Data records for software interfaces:
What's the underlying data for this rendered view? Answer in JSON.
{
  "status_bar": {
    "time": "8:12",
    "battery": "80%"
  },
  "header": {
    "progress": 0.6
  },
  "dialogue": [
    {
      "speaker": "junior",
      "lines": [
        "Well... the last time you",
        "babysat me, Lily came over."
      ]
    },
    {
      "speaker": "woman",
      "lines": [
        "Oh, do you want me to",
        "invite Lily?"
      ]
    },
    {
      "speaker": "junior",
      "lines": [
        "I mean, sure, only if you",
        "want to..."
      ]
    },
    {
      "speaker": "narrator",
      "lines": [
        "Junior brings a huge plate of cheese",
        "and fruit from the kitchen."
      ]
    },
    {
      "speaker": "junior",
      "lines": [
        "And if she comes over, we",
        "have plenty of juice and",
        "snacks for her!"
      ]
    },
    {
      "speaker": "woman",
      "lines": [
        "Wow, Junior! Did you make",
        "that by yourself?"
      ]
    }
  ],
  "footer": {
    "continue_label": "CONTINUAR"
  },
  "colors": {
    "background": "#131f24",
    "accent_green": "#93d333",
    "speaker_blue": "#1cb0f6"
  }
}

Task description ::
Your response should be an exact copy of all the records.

Completed exercise ::
What's the underlying data for this rendered view? Answer in JSON.
{
  "status_bar": {
    "time": "8:12",
    "battery": "80%"
  },
  "header": {
    "progress": 0.6
  },
  "dialogue": [
    {
      "speaker": "junior",
      "lines": [
        "Well... the last time you",
        "babysat me, Lily came over."
      ]
    },
    {
      "speaker": "woman",
      "lines": [
        "Oh, do you want me to",
        "invite Lily?"
      ]
    },
    {
      "speaker": "junior",
      "lines": [
        "I mean, sure, only if you",
        "want to..."
      ]
    },
    {
      "speaker": "narrator",
      "lines": [
        "Junior brings a huge plate of cheese",
        "and fruit from the kitchen."
      ]
    },
    {
      "speaker": "junior",
      "lines": [
        "And if she comes over, we",
        "have plenty of juice and",
        "snacks for her!"
      ]
    },
    {
      "speaker": "woman",
      "lines": [
        "Wow, Junior! Did you make",
        "that by yourself?"
      ]
    }
  ],
  "footer": {
    "continue_label": "CONTINUAR"
  },
  "colors": {
    "background": "#131f24",
    "accent_green": "#93d333",
    "speaker_blue": "#1cb0f6"
  }
}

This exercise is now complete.